To apply for RMAT designation, a sponsor should submit either a new investigational new drug application (“IND”) or an IND amendment, along with a concise summary of information in support of the RMAT designation. The application should include a description of the investigational product; rationale for the investigational new drug meeting the definition of an RMAT; a discussion to support that the disease or condition the product is intended to treat is serious; and preliminary clinical evidence that the product has the potential to address the specified unmet medical need for the serious condition. The requirement to provide a description of the product is new to the final guidance. No later than 60 calendar days after receipt of the designation request, FDA will notify the sponsor as to whether the regenerative medicine therapy has received the RMAT designation.

Finally, this guidance provides recommendations for clinical trial design. FDA states that it will consider clinical trials in support of a Biologics License Application (“BLA”) that “incorporate adaptive designs, enrichment strategies, or novel endpoints.” This final guidance provides new language indicating that historical controls and natural history data (the course a disease takes from its onset, through presymptomatic and clinical stages, to a final outcome in the absence of treatment) may be considered, if appropriate. Natural history data, however, may only provide the basis of a historical control if the “control and treatment populations are adequately matched, in terms of demographics, concurrent treatment, disease state, and other relevant factors.”
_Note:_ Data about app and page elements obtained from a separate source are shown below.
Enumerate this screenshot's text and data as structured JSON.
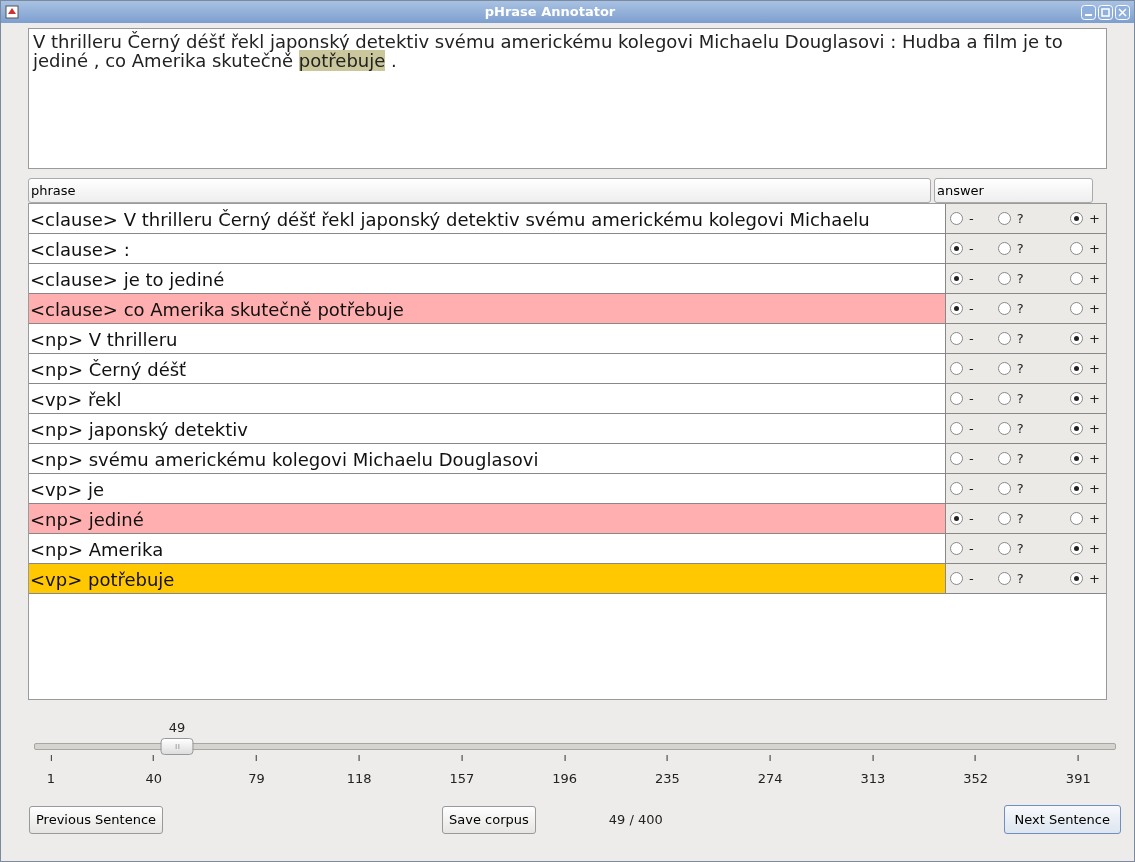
{
  "window": {
    "title": "pHrase Annotator"
  },
  "sentence": [
    {
      "text": "V thrilleru Černý déšť řekl japonský detektiv svému americkému kolegovi Michaelu Douglasovi : Hudba a film je to jediné , co Amerika skutečně ",
      "highlighted": false
    },
    {
      "text": "potřebuje",
      "highlighted": true
    },
    {
      "text": " .",
      "highlighted": false
    }
  ],
  "table": {
    "columns": [
      "phrase",
      "answer"
    ],
    "rows": [
      {
        "phrase": "<clause> V thrilleru Černý déšť řekl japonský detektiv svému americkému kolegovi Michaelu",
        "color": "#ffffff",
        "options": [
          {
            "label": "-",
            "selected": false
          },
          {
            "label": "?",
            "selected": false
          },
          {
            "label": "+",
            "selected": true
          }
        ]
      },
      {
        "phrase": "<clause> :",
        "color": "#ffffff",
        "options": [
          {
            "label": "-",
            "selected": true
          },
          {
            "label": "?",
            "selected": false
          },
          {
            "label": "+",
            "selected": false
          }
        ]
      },
      {
        "phrase": "<clause> je to jediné",
        "color": "#ffffff",
        "options": [
          {
            "label": "-",
            "selected": true
          },
          {
            "label": "?",
            "selected": false
          },
          {
            "label": "+",
            "selected": false
          }
        ]
      },
      {
        "phrase": "<clause> co Amerika skutečně potřebuje",
        "color": "#ffafaf",
        "options": [
          {
            "label": "-",
            "selected": true
          },
          {
            "label": "?",
            "selected": false
          },
          {
            "label": "+",
            "selected": false
          }
        ]
      },
      {
        "phrase": "<np> V thrilleru",
        "color": "#ffffff",
        "options": [
          {
            "label": "-",
            "selected": false
          },
          {
            "label": "?",
            "selected": false
          },
          {
            "label": "+",
            "selected": true
          }
        ]
      },
      {
        "phrase": "<np> Černý déšť",
        "color": "#ffffff",
        "options": [
          {
            "label": "-",
            "selected": false
          },
          {
            "label": "?",
            "selected": false
          },
          {
            "label": "+",
            "selected": true
          }
        ]
      },
      {
        "phrase": "<vp> řekl",
        "color": "#ffffff",
        "options": [
          {
            "label": "-",
            "selected": false
          },
          {
            "label": "?",
            "selected": false
          },
          {
            "label": "+",
            "selected": true
          }
        ]
      },
      {
        "phrase": "<np> japonský detektiv",
        "color": "#ffffff",
        "options": [
          {
            "label": "-",
            "selected": false
          },
          {
            "label": "?",
            "selected": false
          },
          {
            "label": "+",
            "selected": true
          }
        ]
      },
      {
        "phrase": "<np> svému americkému kolegovi Michaelu Douglasovi",
        "color": "#ffffff",
        "options": [
          {
            "label": "-",
            "selected": false
          },
          {
            "label": "?",
            "selected": false
          },
          {
            "label": "+",
            "selected": true
          }
        ]
      },
      {
        "phrase": "<vp> je",
        "color": "#ffffff",
        "options": [
          {
            "label": "-",
            "selected": false
          },
          {
            "label": "?",
            "selected": false
          },
          {
            "label": "+",
            "selected": true
          }
        ]
      },
      {
        "phrase": "<np> jediné",
        "color": "#ffafaf",
        "options": [
          {
            "label": "-",
            "selected": true
          },
          {
            "label": "?",
            "selected": false
          },
          {
            "label": "+",
            "selected": false
          }
        ]
      },
      {
        "phrase": "<np> Amerika",
        "color": "#ffffff",
        "options": [
          {
            "label": "-",
            "selected": false
          },
          {
            "label": "?",
            "selected": false
          },
          {
            "label": "+",
            "selected": true
          }
        ]
      },
      {
        "phrase": "<vp> potřebuje",
        "color": "#ffc800",
        "options": [
          {
            "label": "-",
            "selected": false
          },
          {
            "label": "?",
            "selected": false
          },
          {
            "label": "+",
            "selected": true
          }
        ]
      }
    ]
  },
  "slider": {
    "value": "49",
    "level": 0.12,
    "ticks": [
      "1",
      "40",
      "79",
      "118",
      "157",
      "196",
      "235",
      "274",
      "313",
      "352",
      "391"
    ]
  },
  "buttons": {
    "previous": "Previous Sentence",
    "save": "Save corpus",
    "next": "Next Sentence"
  },
  "counter": "49 / 400"
}
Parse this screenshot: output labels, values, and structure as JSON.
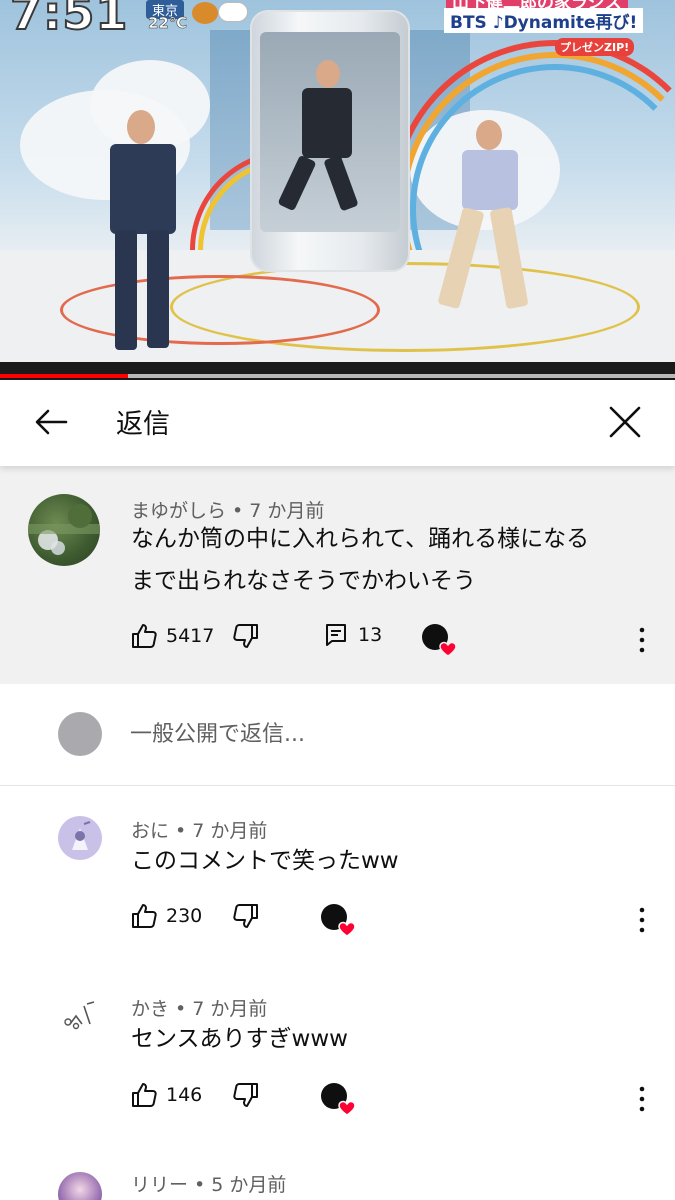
{
  "video": {
    "clock": "7:51",
    "city": "東京",
    "temperature": "22℃",
    "caption_top": "山下健二郎の家ラジス",
    "caption_bottom": "BTS ♪Dynamite再び!",
    "caption_tag": "プレゼンZIP!",
    "progress_fraction": 0.19
  },
  "header": {
    "title": "返信",
    "back_icon": "arrow-left-icon",
    "close_icon": "close-icon"
  },
  "parent_comment": {
    "author": "まゆがしら",
    "time": "7 か月前",
    "meta": "まゆがしら • 7 か月前",
    "text_line1": "なんか筒の中に入れられて、踊れる様になる",
    "text_line2": "まで出られなさそうでかわいそう",
    "likes": "5417",
    "replies": "13"
  },
  "reply_input": {
    "placeholder": "一般公開で返信..."
  },
  "replies": [
    {
      "meta": "おに • 7 か月前",
      "text": "このコメントで笑ったww",
      "likes": "230"
    },
    {
      "meta": "かき • 7 か月前",
      "text": "センスありすぎwww",
      "likes": "146"
    },
    {
      "meta": "リリー • 5 か月前"
    }
  ],
  "colors": {
    "accent_red": "#ff0000",
    "heart_red": "#ff0033",
    "parent_bg": "#f1f1f1",
    "meta_gray": "#606060"
  }
}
FDA’s continued focus on developing and finalizing guidance in the regenerative medicine space suggests that FDA is serious about helping industry to both navigate the application process in an effort to streamline the premarket approval process and to better understand and address identified regulatory pain points. For these reasons, sponsors of investigational regenerative therapies should pay close attention to and take into consideration the recommendations set forth in these final guidance documents.